I apologize for these horrible, painful descriptions but in the face of the blind eye of all those protestors, we, too, must remove our kid gloves. The world has changed and with it the sterility of sharing the atrocities.
If these ghastly descriptions aren’t enough, perhaps the chilling story of Shlomo Ron will evoke some empathy: On that black Shabbat of October 7, Shlomo and his family hid in their safe room while the murderers roamed around the kibbutz, slaughtering everyone they could find. In an act of sublime heroism, Shlomo left the safe room where his family was hiding. He sat down in the living room and waited for the killers.
And they came.
When they saw an old, seemingly senile man sitting alone in his living room, not even trying to hide, they thought he was troubled and left alone in the house, so they shot him and moved to the next one, to continue the killing. Shlomo Ron thereby saved the life of his beloved wife, Hana, and the lives of his cherished daughters and grandson.
Shlomo was buried on Kibbutz Kinneret. Nearby are the poets Rachel and Naomi Shemer, who wrote about their love for the Land of Israel, its landscape, its people. Now, buried next to them, they have a true hero who sacrificed his life so his family could live.
Maybe the stories of the children who hid under their beds from the Hamas knives will be more photogenic? Even now, safe in hotels in central Israel, they continue to sleep under the bed.
What about the members of the extended Haran family, two of whom were murdered and 10 (!) of whom were kidnapped to Gaza, including children? Can anyone imagine that? Has the world become numb to terrorism? Are we expected to restrain ourselves until the next time murderous terrorists in the thousands invade Israel for another bloody killing spree, or is it our duty—all of ours—to ensure that such horrors never, ever repeat themselves—whether aimed at us or at others?
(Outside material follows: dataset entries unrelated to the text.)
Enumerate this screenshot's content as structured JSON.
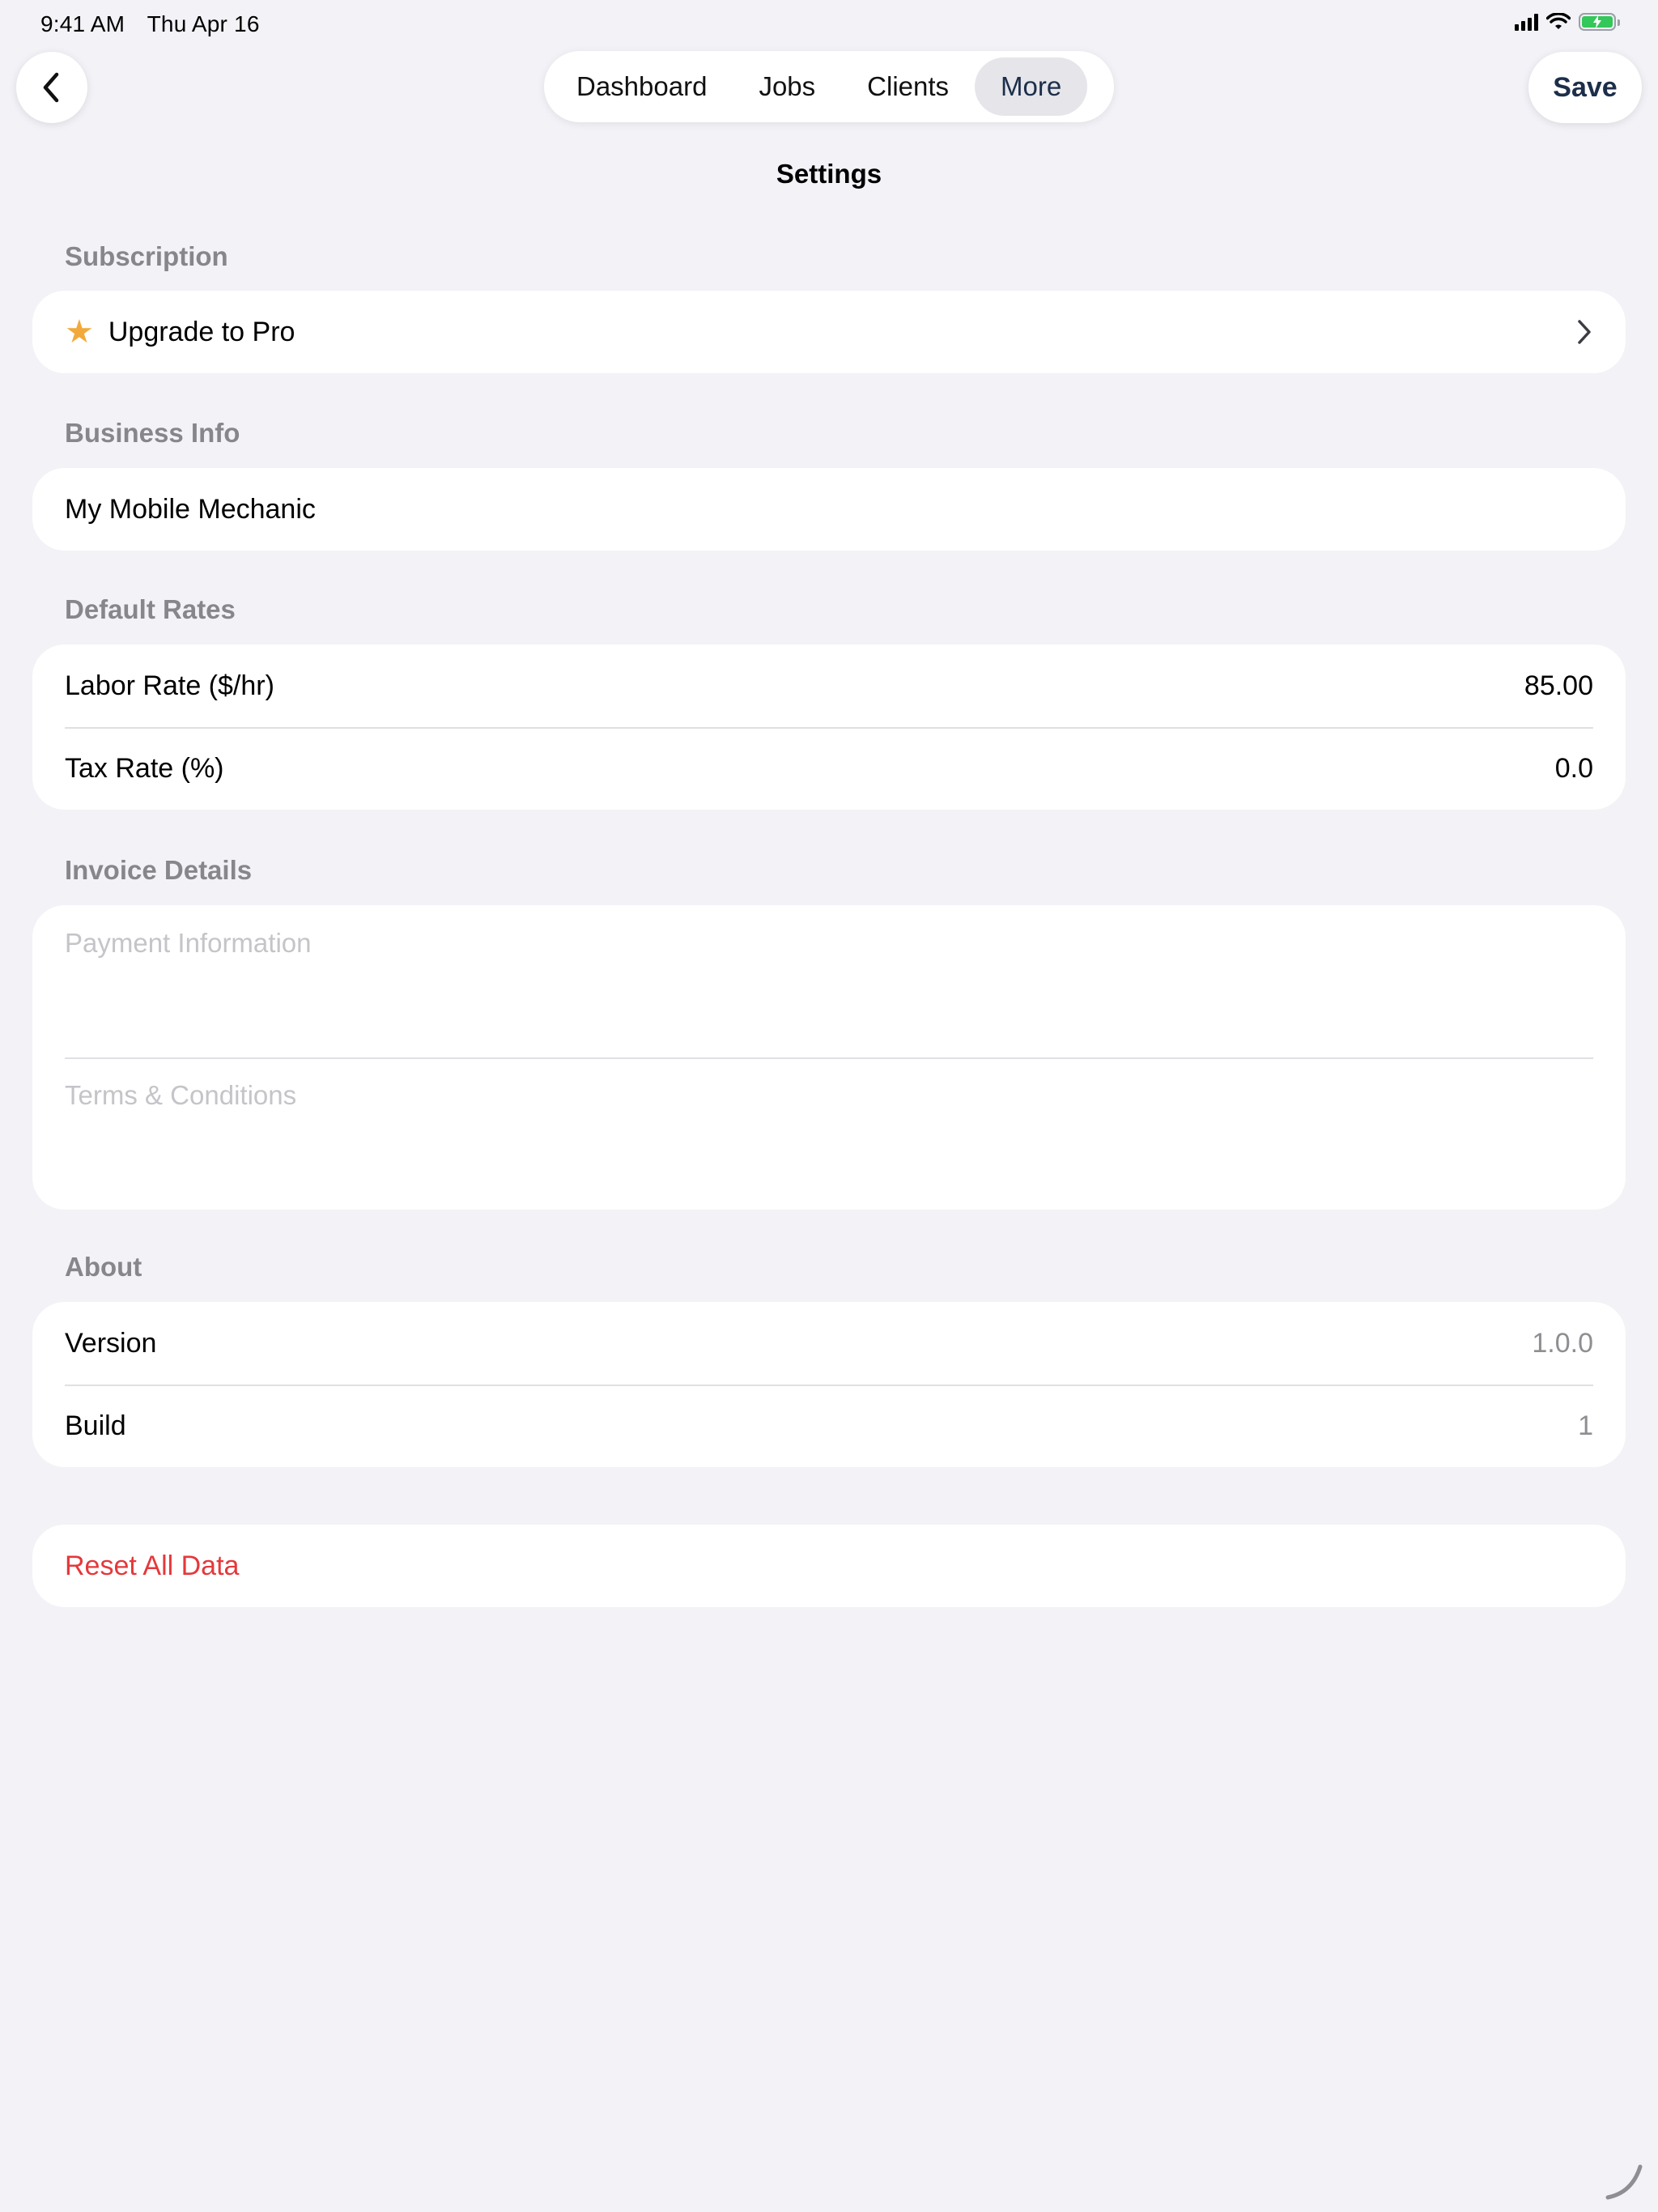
{
  "status": {
    "time": "9:41 AM",
    "date": "Thu Apr 16"
  },
  "nav": {
    "tabs": [
      {
        "label": "Dashboard"
      },
      {
        "label": "Jobs"
      },
      {
        "label": "Clients"
      },
      {
        "label": "More",
        "active": true
      }
    ],
    "save_label": "Save"
  },
  "page": {
    "title": "Settings"
  },
  "subscription": {
    "header": "Subscription",
    "upgrade_label": "Upgrade to Pro"
  },
  "business": {
    "header": "Business Info",
    "name": "My Mobile Mechanic"
  },
  "rates": {
    "header": "Default Rates",
    "labor_label": "Labor Rate ($/hr)",
    "labor_value": "85.00",
    "tax_label": "Tax Rate (%)",
    "tax_value": "0.0"
  },
  "invoice": {
    "header": "Invoice Details",
    "payment_placeholder": "Payment Information",
    "terms_placeholder": "Terms & Conditions"
  },
  "about": {
    "header": "About",
    "version_label": "Version",
    "version_value": "1.0.0",
    "build_label": "Build",
    "build_value": "1"
  },
  "danger": {
    "reset_label": "Reset All Data"
  },
  "colors": {
    "accent": "#1c2e4a",
    "danger": "#e5383b",
    "star": "#f2a93b",
    "background": "#f2f2f7"
  },
  "icons": [
    "chevron-left-icon",
    "star-icon",
    "chevron-right-icon",
    "wifi-icon",
    "battery-icon",
    "signal-icon"
  ]
}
But there is hope, and I choose to believe that the people of light, those who see the truth, far outnumber the hypocrites. Across the world are millions who stand by Israel in this difficult time, including, most certainly, the line of leaders from the wider world who came to Israel and issued statements of support that are not ambiguous.
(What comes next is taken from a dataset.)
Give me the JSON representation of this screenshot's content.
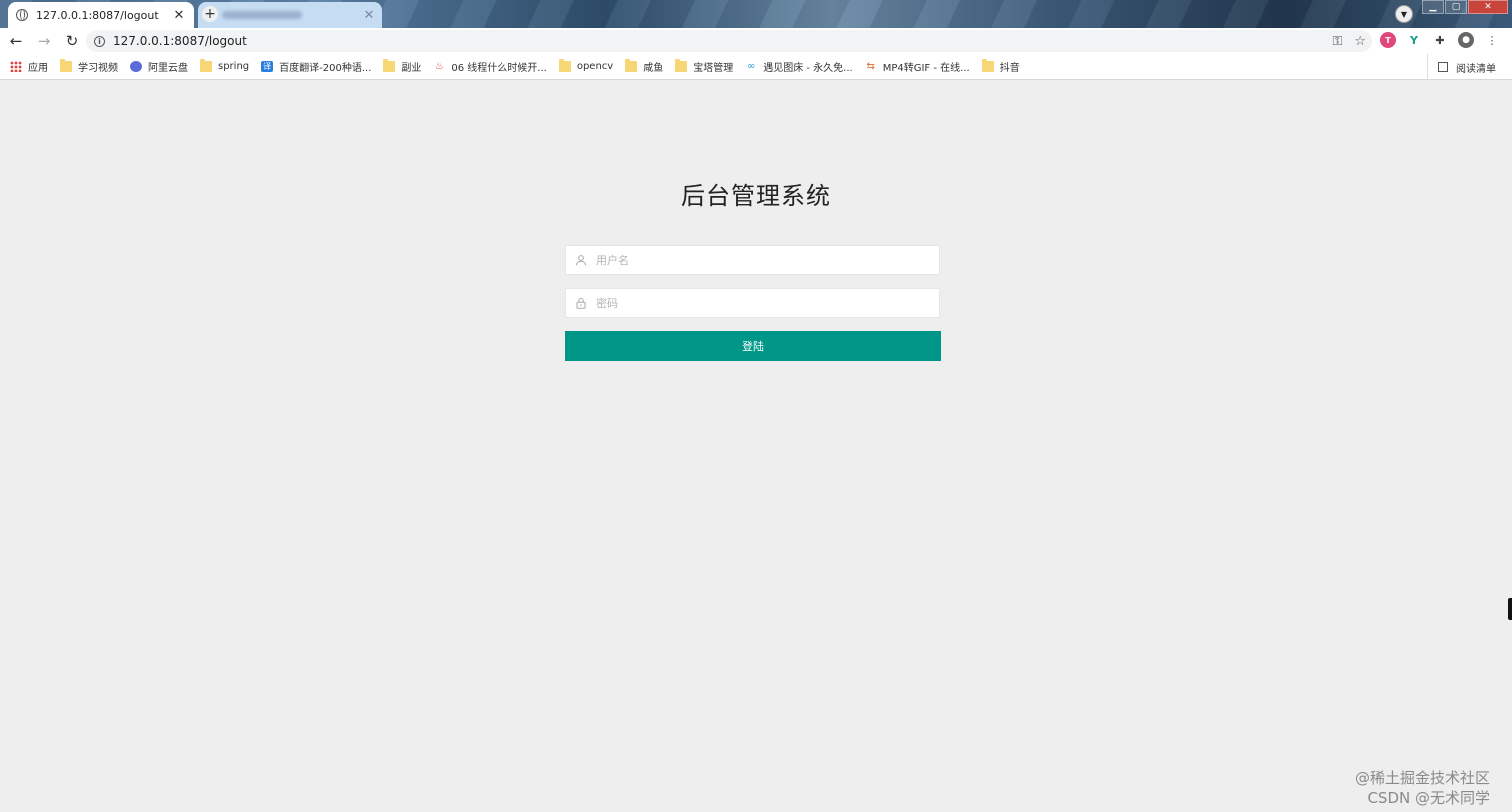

Moving displays from across the world try to overpower the hypocrisy and anti-Israeli incitement, such as this exhibition of baby carriages in London.
And this Shabbat table in Rome, with similar tables on display in other places around the world.
Pictures of the 222 abducted are seen in New York’s Times Square and in this moving video from Green Point Cape Town, South Africa, as well as in many, many other places.
The pain spans the world. Stretching from the kibbutzim in the south of Israel—from the rivers of blood, the burned homes, and the endless newly dug graves—into the hearts of Jews and people of all faiths around the world. This is the chain of brotherhood and solidarity, the chain of truth that must prevail over lies.
Please help the truth be revealed, facts prevail over ignorance. Otherwise, as long as there are those who support and justify the atrocities, they will never stop. Not here. Not anywhere.
Together, united, we will overcome.
Leah Garber is a senior vice president of JCC Association of North America and director of its Center for Israel Engagement in Jerusalem.